### Exercise requirements
Should a line below contain the word "Love", report it.
• • • • • • •
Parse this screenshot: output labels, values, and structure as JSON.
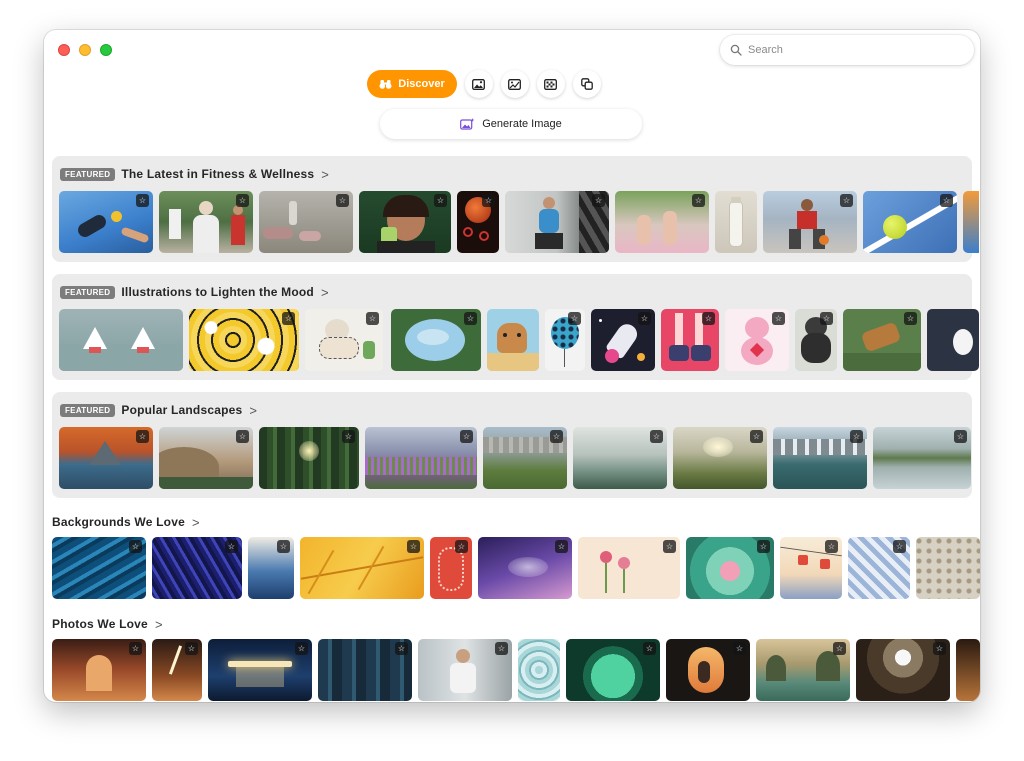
{
  "search": {
    "placeholder": "Search"
  },
  "tabs": {
    "discover_label": "Discover"
  },
  "generate": {
    "label": "Generate Image"
  },
  "sections": [
    {
      "featured": true,
      "badge": "FEATURED",
      "title": "The Latest in Fitness & Wellness",
      "chevron": ">"
    },
    {
      "featured": true,
      "badge": "FEATURED",
      "title": "Illustrations to Lighten the Mood",
      "chevron": ">"
    },
    {
      "featured": true,
      "badge": "FEATURED",
      "title": "Popular Landscapes",
      "chevron": ">"
    },
    {
      "featured": false,
      "title": "Backgrounds We Love",
      "chevron": ">"
    },
    {
      "featured": false,
      "title": "Photos We Love",
      "chevron": ">"
    }
  ],
  "icons": {
    "discover": "binoculars-icon",
    "tab2": "photo-icon",
    "tab3": "image-edit-icon",
    "tab4": "pattern-icon",
    "tab5": "copy-icon",
    "generate": "image-sparkle-icon",
    "favorite": "star-badge-icon"
  },
  "colors": {
    "accent": "#ff9500"
  }
}
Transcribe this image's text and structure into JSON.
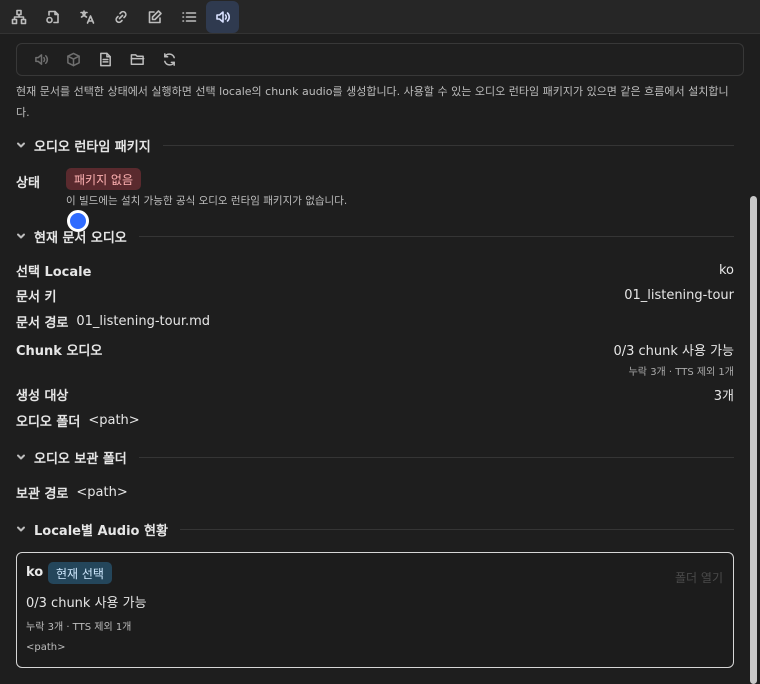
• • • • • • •
### Solved exercise
      "title": "Backgrounds We Love",
      "title": "Photos We Love",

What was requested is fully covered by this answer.